LOUISVILLE, Ky. — Former Appalachian coal miners and supporters are in Washington this week to urge lawmakers to extend a tax that benefits miners sick with black lung disease.The excise tax paid by coal companies funds the Black Lung Disability Trust Fund, but the tax is set to decrease by half at the end of the year.Calling it a matter of life and death, supporters say the fund could be in jeopardy without the extension. Kenny Fleming had to retire early from coal mining in eastern Kentucky when he got sick. He called the fund a “lifesaver.”Rates of black lung, an incurable disease, have been on the rise in Appalachia in recent years.House Republicans inserted a one-year extension for the tax into a tax bill released this week.The Associated Press

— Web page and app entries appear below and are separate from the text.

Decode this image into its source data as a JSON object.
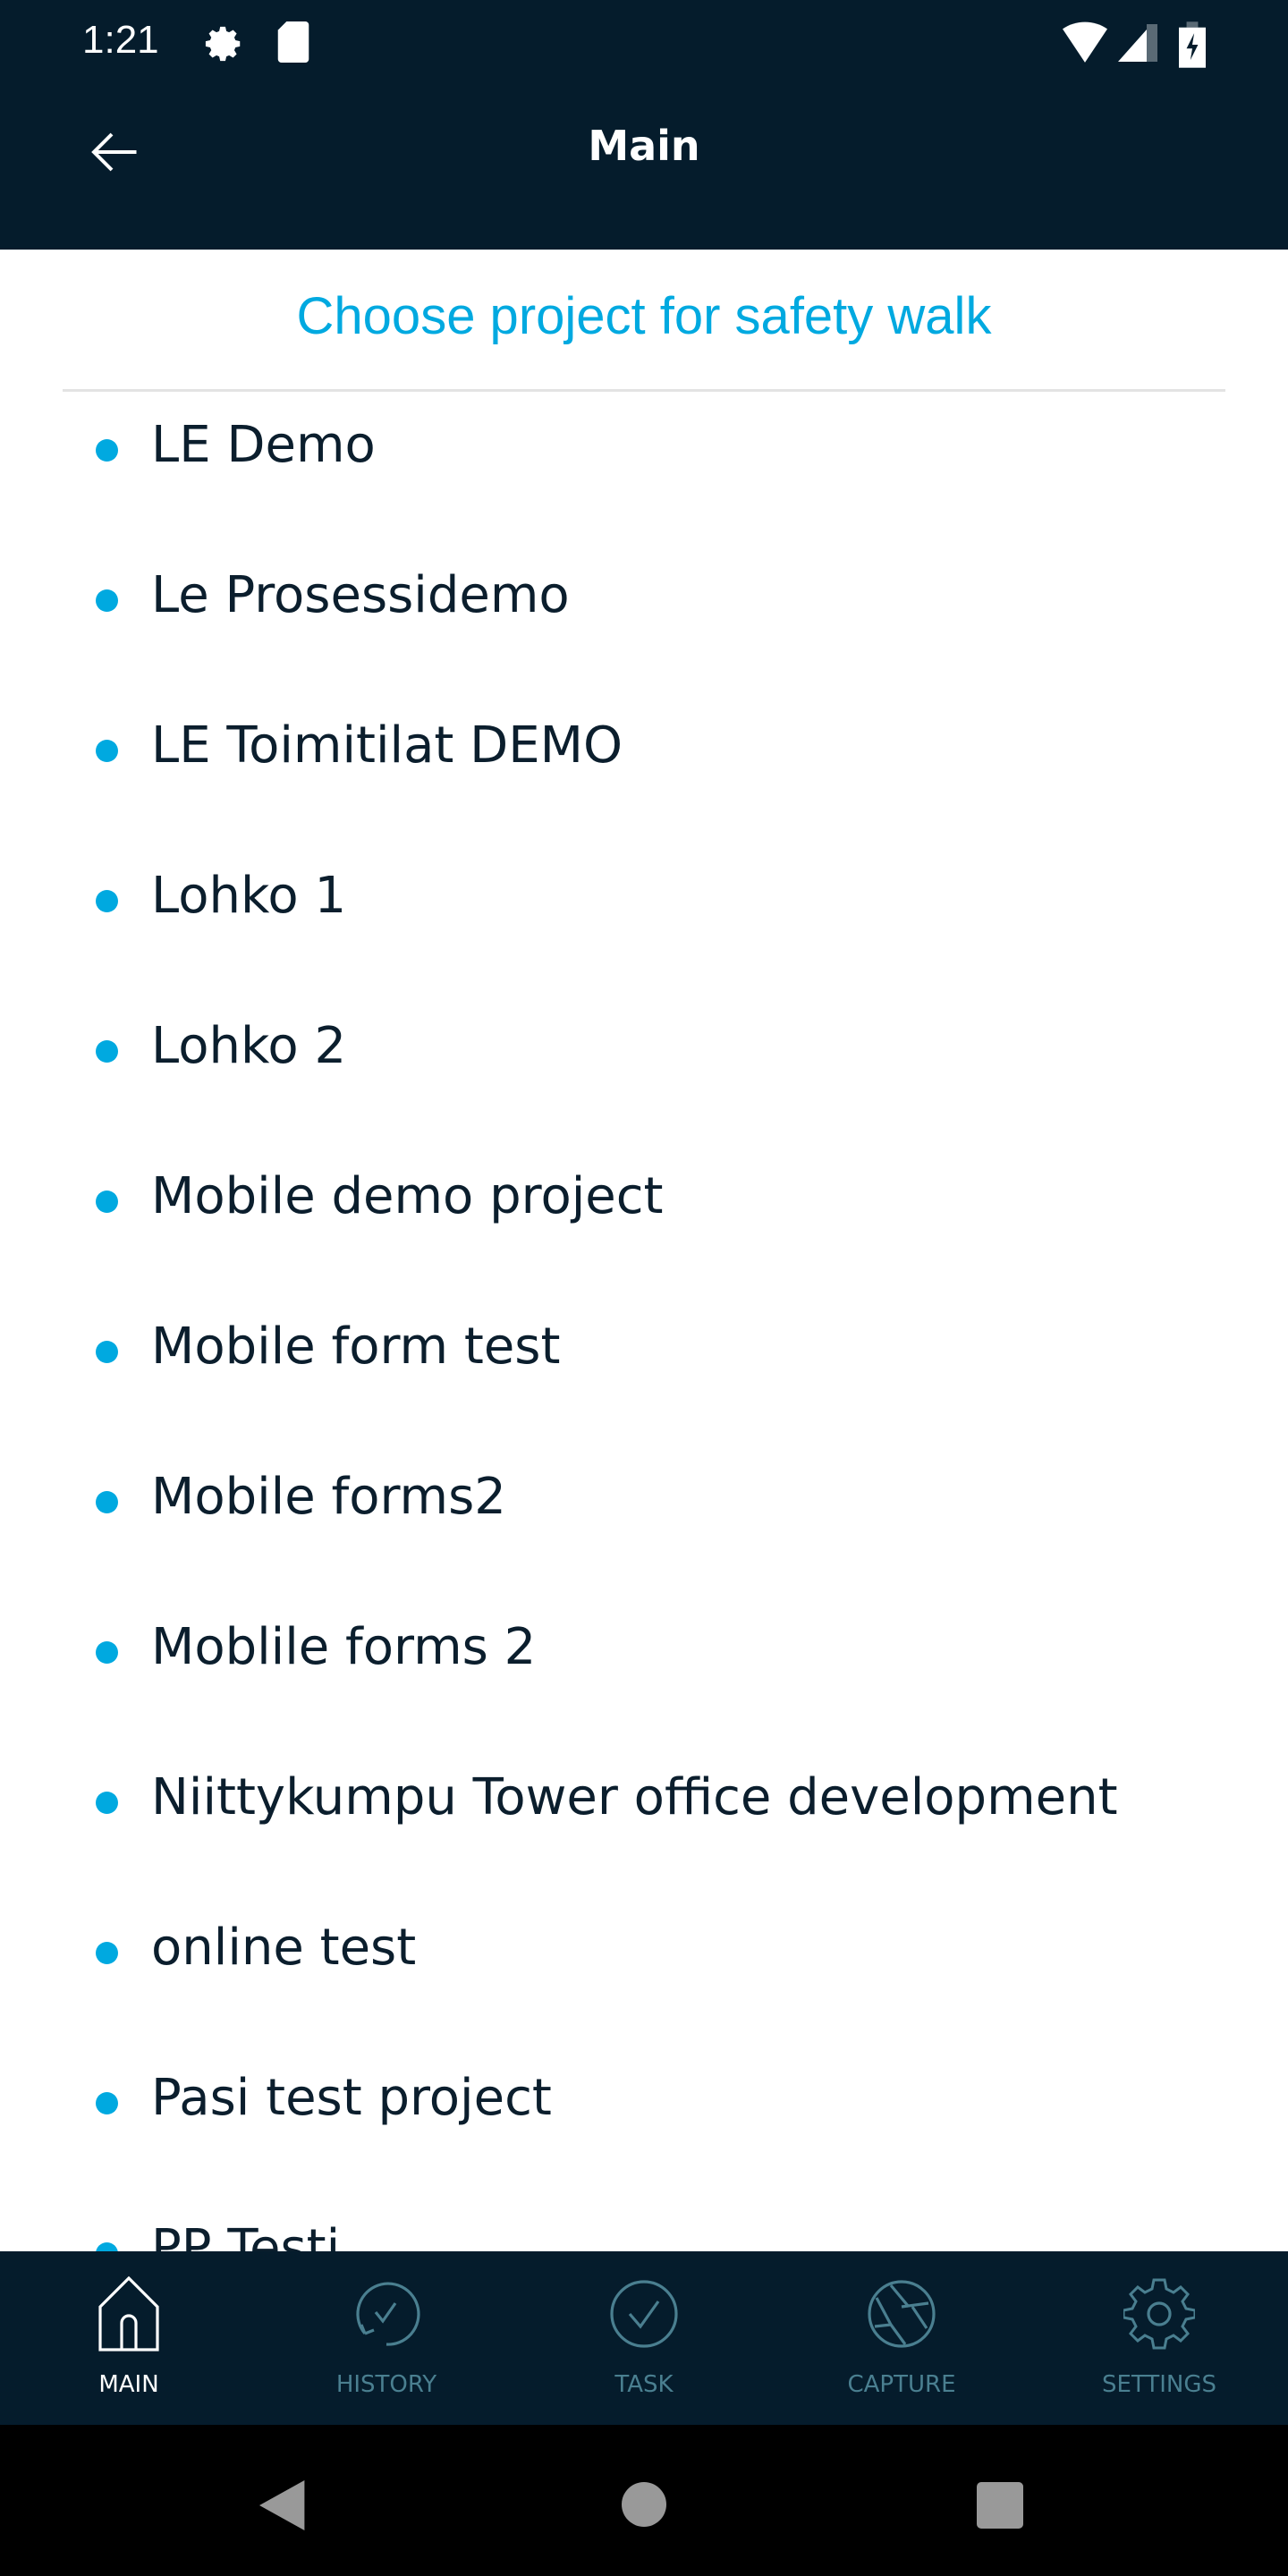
{
  "status_bar": {
    "time": "1:21",
    "icons": [
      "settings-icon",
      "sd-card-icon",
      "wifi-icon",
      "signal-icon",
      "battery-charging-icon"
    ]
  },
  "header": {
    "title": "Main",
    "back_icon": "arrow-left-icon"
  },
  "subtitle": "Choose project for safety walk",
  "projects": [
    "LE Demo",
    "Le Prosessidemo",
    "LE Toimitilat DEMO",
    "Lohko 1",
    "Lohko 2",
    "Mobile demo project",
    "Mobile form test",
    "Mobile forms2",
    "Moblile forms 2",
    "Niittykumpu Tower office development",
    "online test",
    "Pasi test project",
    "PP Testi"
  ],
  "bottom_nav": [
    {
      "label": "MAIN",
      "icon": "home-icon",
      "active": true
    },
    {
      "label": "HISTORY",
      "icon": "history-icon"
    },
    {
      "label": "TASK",
      "icon": "task-check-icon"
    },
    {
      "label": "CAPTURE",
      "icon": "camera-aperture-icon"
    },
    {
      "label": "SETTINGS",
      "icon": "gear-icon"
    }
  ],
  "colors": {
    "header": "#051c2c",
    "accent": "#00a9e0",
    "text": "#0b1e2d",
    "inactive": "#4a7f90"
  }
}
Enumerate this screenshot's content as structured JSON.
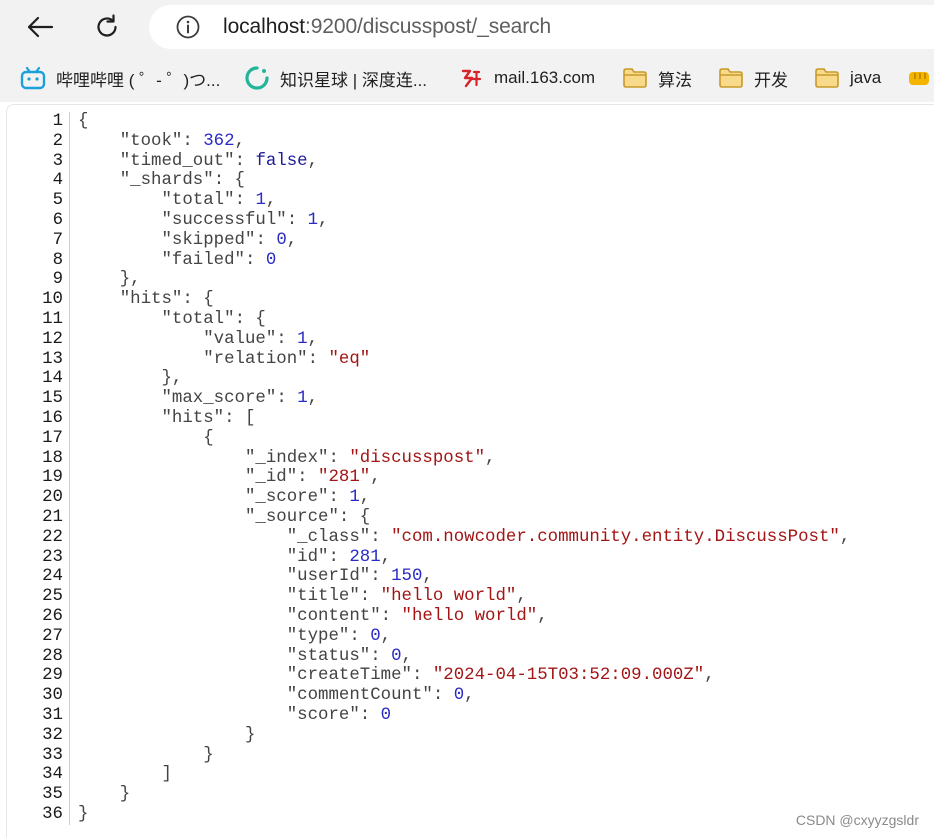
{
  "browser": {
    "url_host": "localhost",
    "url_rest": ":9200/discusspost/_search",
    "bookmarks": [
      {
        "label": "哔哩哔哩 ( ゜- ゜)つ...",
        "icon": "bilibili-icon"
      },
      {
        "label": "知识星球 | 深度连...",
        "icon": "zsxq-icon"
      },
      {
        "label": "mail.163.com",
        "icon": "netease-mail-icon"
      },
      {
        "label": "算法",
        "icon": "folder-icon"
      },
      {
        "label": "开发",
        "icon": "folder-icon"
      },
      {
        "label": "java",
        "icon": "folder-icon"
      }
    ]
  },
  "colors": {
    "string": "#a31515",
    "number": "#2a2ac4",
    "key": "#444444"
  },
  "code": {
    "lines": [
      {
        "indent": 0,
        "tokens": [
          [
            "punct",
            "{"
          ]
        ]
      },
      {
        "indent": 1,
        "tokens": [
          [
            "key",
            "\"took\""
          ],
          [
            "punct",
            ": "
          ],
          [
            "num",
            "362"
          ],
          [
            "punct",
            ","
          ]
        ]
      },
      {
        "indent": 1,
        "tokens": [
          [
            "key",
            "\"timed_out\""
          ],
          [
            "punct",
            ": "
          ],
          [
            "bool",
            "false"
          ],
          [
            "punct",
            ","
          ]
        ]
      },
      {
        "indent": 1,
        "tokens": [
          [
            "key",
            "\"_shards\""
          ],
          [
            "punct",
            ": {"
          ]
        ]
      },
      {
        "indent": 2,
        "tokens": [
          [
            "key",
            "\"total\""
          ],
          [
            "punct",
            ": "
          ],
          [
            "num",
            "1"
          ],
          [
            "punct",
            ","
          ]
        ]
      },
      {
        "indent": 2,
        "tokens": [
          [
            "key",
            "\"successful\""
          ],
          [
            "punct",
            ": "
          ],
          [
            "num",
            "1"
          ],
          [
            "punct",
            ","
          ]
        ]
      },
      {
        "indent": 2,
        "tokens": [
          [
            "key",
            "\"skipped\""
          ],
          [
            "punct",
            ": "
          ],
          [
            "num",
            "0"
          ],
          [
            "punct",
            ","
          ]
        ]
      },
      {
        "indent": 2,
        "tokens": [
          [
            "key",
            "\"failed\""
          ],
          [
            "punct",
            ": "
          ],
          [
            "num",
            "0"
          ]
        ]
      },
      {
        "indent": 1,
        "tokens": [
          [
            "punct",
            "},"
          ]
        ]
      },
      {
        "indent": 1,
        "tokens": [
          [
            "key",
            "\"hits\""
          ],
          [
            "punct",
            ": {"
          ]
        ]
      },
      {
        "indent": 2,
        "tokens": [
          [
            "key",
            "\"total\""
          ],
          [
            "punct",
            ": {"
          ]
        ]
      },
      {
        "indent": 3,
        "tokens": [
          [
            "key",
            "\"value\""
          ],
          [
            "punct",
            ": "
          ],
          [
            "num",
            "1"
          ],
          [
            "punct",
            ","
          ]
        ]
      },
      {
        "indent": 3,
        "tokens": [
          [
            "key",
            "\"relation\""
          ],
          [
            "punct",
            ": "
          ],
          [
            "str",
            "\"eq\""
          ]
        ]
      },
      {
        "indent": 2,
        "tokens": [
          [
            "punct",
            "},"
          ]
        ]
      },
      {
        "indent": 2,
        "tokens": [
          [
            "key",
            "\"max_score\""
          ],
          [
            "punct",
            ": "
          ],
          [
            "num",
            "1"
          ],
          [
            "punct",
            ","
          ]
        ]
      },
      {
        "indent": 2,
        "tokens": [
          [
            "key",
            "\"hits\""
          ],
          [
            "punct",
            ": ["
          ]
        ]
      },
      {
        "indent": 3,
        "tokens": [
          [
            "punct",
            "{"
          ]
        ]
      },
      {
        "indent": 4,
        "tokens": [
          [
            "key",
            "\"_index\""
          ],
          [
            "punct",
            ": "
          ],
          [
            "str",
            "\"discusspost\""
          ],
          [
            "punct",
            ","
          ]
        ]
      },
      {
        "indent": 4,
        "tokens": [
          [
            "key",
            "\"_id\""
          ],
          [
            "punct",
            ": "
          ],
          [
            "str",
            "\"281\""
          ],
          [
            "punct",
            ","
          ]
        ]
      },
      {
        "indent": 4,
        "tokens": [
          [
            "key",
            "\"_score\""
          ],
          [
            "punct",
            ": "
          ],
          [
            "num",
            "1"
          ],
          [
            "punct",
            ","
          ]
        ]
      },
      {
        "indent": 4,
        "tokens": [
          [
            "key",
            "\"_source\""
          ],
          [
            "punct",
            ": {"
          ]
        ]
      },
      {
        "indent": 5,
        "tokens": [
          [
            "key",
            "\"_class\""
          ],
          [
            "punct",
            ": "
          ],
          [
            "str",
            "\"com.nowcoder.community.entity.DiscussPost\""
          ],
          [
            "punct",
            ","
          ]
        ]
      },
      {
        "indent": 5,
        "tokens": [
          [
            "key",
            "\"id\""
          ],
          [
            "punct",
            ": "
          ],
          [
            "num",
            "281"
          ],
          [
            "punct",
            ","
          ]
        ]
      },
      {
        "indent": 5,
        "tokens": [
          [
            "key",
            "\"userId\""
          ],
          [
            "punct",
            ": "
          ],
          [
            "num",
            "150"
          ],
          [
            "punct",
            ","
          ]
        ]
      },
      {
        "indent": 5,
        "tokens": [
          [
            "key",
            "\"title\""
          ],
          [
            "punct",
            ": "
          ],
          [
            "str",
            "\"hello world\""
          ],
          [
            "punct",
            ","
          ]
        ]
      },
      {
        "indent": 5,
        "tokens": [
          [
            "key",
            "\"content\""
          ],
          [
            "punct",
            ": "
          ],
          [
            "str",
            "\"hello world\""
          ],
          [
            "punct",
            ","
          ]
        ]
      },
      {
        "indent": 5,
        "tokens": [
          [
            "key",
            "\"type\""
          ],
          [
            "punct",
            ": "
          ],
          [
            "num",
            "0"
          ],
          [
            "punct",
            ","
          ]
        ]
      },
      {
        "indent": 5,
        "tokens": [
          [
            "key",
            "\"status\""
          ],
          [
            "punct",
            ": "
          ],
          [
            "num",
            "0"
          ],
          [
            "punct",
            ","
          ]
        ]
      },
      {
        "indent": 5,
        "tokens": [
          [
            "key",
            "\"createTime\""
          ],
          [
            "punct",
            ": "
          ],
          [
            "str",
            "\"2024-04-15T03:52:09.000Z\""
          ],
          [
            "punct",
            ","
          ]
        ]
      },
      {
        "indent": 5,
        "tokens": [
          [
            "key",
            "\"commentCount\""
          ],
          [
            "punct",
            ": "
          ],
          [
            "num",
            "0"
          ],
          [
            "punct",
            ","
          ]
        ]
      },
      {
        "indent": 5,
        "tokens": [
          [
            "key",
            "\"score\""
          ],
          [
            "punct",
            ": "
          ],
          [
            "num",
            "0"
          ]
        ]
      },
      {
        "indent": 4,
        "tokens": [
          [
            "punct",
            "}"
          ]
        ]
      },
      {
        "indent": 3,
        "tokens": [
          [
            "punct",
            "}"
          ]
        ]
      },
      {
        "indent": 2,
        "tokens": [
          [
            "punct",
            "]"
          ]
        ]
      },
      {
        "indent": 1,
        "tokens": [
          [
            "punct",
            "}"
          ]
        ]
      },
      {
        "indent": 0,
        "tokens": [
          [
            "punct",
            "}"
          ]
        ]
      }
    ]
  },
  "watermark": "CSDN @cxyyzgsldr"
}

BUENOS AIRES, Argentina – After much anticipation, Canada signed the United States-Mexico-Canada Agreement in Buenos Aires today on the sidelines of the high-profile G20 summit.Prime Minister Justin Trudeau joined U.S. President Donald Trump and outgoing Mexican President Enrique Pena Nieto at a hotel to formally sign the trade agreement.U.S. tariffs on steel and aluminum remain in place, but a Canadian official says an advantage to signing onto the agreement now is an auto side letter exempting Canada of potential tariffs on exports of up to 2.6 million vehicles — well above current levels.Today marks an important deadline for the trade pact.A new Mexican president takes over Saturday, who might not honour the tentative deal struck by his predecessor.Stability for Canada: TrudeauPrime Minister Justin Trudeau says the revamped NAFTA signed today in Buenos Aires provides stability for Canada’s economy.“Free and fair trade leads to more and better paying middle class jobs for more people,” Trudeau told a news conference in Argentina. “And the benefits of trade must be broadly and fairly shared — that is what modernizing NAFTA achieves, and that is why it was always so important to get this new agreement done right.”Trudeau calls on atrump to drop steel and aluminum tariffs as he speaks at the USMCA signings ceremony. Those tariffs remain in place despite the trade deal being reached #cdnpoli— Cormac Mac Sweeney (@cmaconthehill) November 30, 2018He says the new agreement lifts the risk of economic uncertainty that lingers throughout the trade renegotiation process.Trump says the new deal is a model agreement that will stop auto jobs from going overseas.He also says the agreement protects intellectual property rights and provides robust protections for digital trade and financial services.“President, I must say Pena Nieto, and Prime Minister Trudeau, we’ve worked hard on this agreement,” Trump said. “It’s been long and hard. We’ve taken a lot of barbs and a little abuse, and we got there. It’s great for all of our countries. Thank you for your close partnership throughout this process.”In the US, the Democrats (who control the House) want more measures to prevent jobs from going to Mexico, while Republicans are protesting protections for LGBTQ2 workers. #cdnpoli— Cormac Mac Sweeney (@cmaconthehill) November 30, 2018The signing of the trade pact is largely ceremonial, because it still needs to be ratified by all three countries before it can formally take effect.